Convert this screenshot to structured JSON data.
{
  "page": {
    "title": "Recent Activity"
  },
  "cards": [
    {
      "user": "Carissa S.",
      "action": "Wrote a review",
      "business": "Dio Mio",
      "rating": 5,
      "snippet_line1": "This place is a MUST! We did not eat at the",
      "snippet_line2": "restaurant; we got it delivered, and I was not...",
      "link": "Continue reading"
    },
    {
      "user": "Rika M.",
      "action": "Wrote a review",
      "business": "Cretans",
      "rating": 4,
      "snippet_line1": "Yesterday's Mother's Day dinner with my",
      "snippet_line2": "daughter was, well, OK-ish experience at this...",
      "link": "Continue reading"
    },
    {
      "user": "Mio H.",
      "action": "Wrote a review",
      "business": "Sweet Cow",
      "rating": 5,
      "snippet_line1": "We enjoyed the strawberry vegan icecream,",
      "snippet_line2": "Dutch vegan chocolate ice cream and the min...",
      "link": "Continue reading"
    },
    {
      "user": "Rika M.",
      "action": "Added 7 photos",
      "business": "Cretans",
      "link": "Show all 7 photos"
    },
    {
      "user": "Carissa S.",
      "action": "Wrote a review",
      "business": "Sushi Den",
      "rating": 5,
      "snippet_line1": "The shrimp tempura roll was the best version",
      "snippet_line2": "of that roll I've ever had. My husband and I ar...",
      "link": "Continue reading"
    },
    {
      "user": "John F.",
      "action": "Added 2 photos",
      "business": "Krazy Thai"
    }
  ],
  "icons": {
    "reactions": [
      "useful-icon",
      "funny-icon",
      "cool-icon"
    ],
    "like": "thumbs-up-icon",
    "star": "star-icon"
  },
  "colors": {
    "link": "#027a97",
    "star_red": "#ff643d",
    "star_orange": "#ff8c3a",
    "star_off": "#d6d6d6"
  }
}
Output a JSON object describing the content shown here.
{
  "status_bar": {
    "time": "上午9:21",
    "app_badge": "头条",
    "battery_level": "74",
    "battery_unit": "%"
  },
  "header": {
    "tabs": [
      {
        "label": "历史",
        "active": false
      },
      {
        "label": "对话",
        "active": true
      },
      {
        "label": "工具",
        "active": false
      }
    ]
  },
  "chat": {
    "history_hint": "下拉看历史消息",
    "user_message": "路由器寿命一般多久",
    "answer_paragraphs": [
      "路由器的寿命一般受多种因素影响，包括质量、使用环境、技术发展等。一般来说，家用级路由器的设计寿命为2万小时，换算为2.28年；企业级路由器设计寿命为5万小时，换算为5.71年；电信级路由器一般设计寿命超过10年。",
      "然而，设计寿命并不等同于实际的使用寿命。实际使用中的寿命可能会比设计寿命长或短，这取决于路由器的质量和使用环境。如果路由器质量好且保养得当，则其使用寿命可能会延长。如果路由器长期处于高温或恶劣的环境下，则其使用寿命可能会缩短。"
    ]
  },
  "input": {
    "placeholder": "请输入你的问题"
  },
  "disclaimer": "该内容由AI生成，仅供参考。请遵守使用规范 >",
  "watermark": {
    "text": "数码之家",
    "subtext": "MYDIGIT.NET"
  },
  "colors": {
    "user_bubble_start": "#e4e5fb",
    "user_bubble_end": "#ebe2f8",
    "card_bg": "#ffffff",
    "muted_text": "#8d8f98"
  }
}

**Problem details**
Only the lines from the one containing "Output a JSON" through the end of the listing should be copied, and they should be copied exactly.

**Output of the task**
Output a JSON object describing the content shown here.
{
  "status_bar": {
    "time": "上午9:21",
    "app_badge": "头条",
    "battery_level": "74",
    "battery_unit": "%"
  },
  "header": {
    "tabs": [
      {
        "label": "历史",
        "active": false
      },
      {
        "label": "对话",
        "active": true
      },
      {
        "label": "工具",
        "active": false
      }
    ]
  },
  "chat": {
    "history_hint": "下拉看历史消息",
    "user_message": "路由器寿命一般多久",
    "answer_paragraphs": [
      "路由器的寿命一般受多种因素影响，包括质量、使用环境、技术发展等。一般来说，家用级路由器的设计寿命为2万小时，换算为2.28年；企业级路由器设计寿命为5万小时，换算为5.71年；电信级路由器一般设计寿命超过10年。",
      "然而，设计寿命并不等同于实际的使用寿命。实际使用中的寿命可能会比设计寿命长或短，这取决于路由器的质量和使用环境。如果路由器质量好且保养得当，则其使用寿命可能会延长。如果路由器长期处于高温或恶劣的环境下，则其使用寿命可能会缩短。"
    ]
  },
  "input": {
    "placeholder": "请输入你的问题"
  },
  "disclaimer": "该内容由AI生成，仅供参考。请遵守使用规范 >",
  "watermark": {
    "text": "数码之家",
    "subtext": "MYDIGIT.NET"
  },
  "colors": {
    "user_bubble_start": "#e4e5fb",
    "user_bubble_end": "#ebe2f8",
    "card_bg": "#ffffff",
    "muted_text": "#8d8f98"
  }
}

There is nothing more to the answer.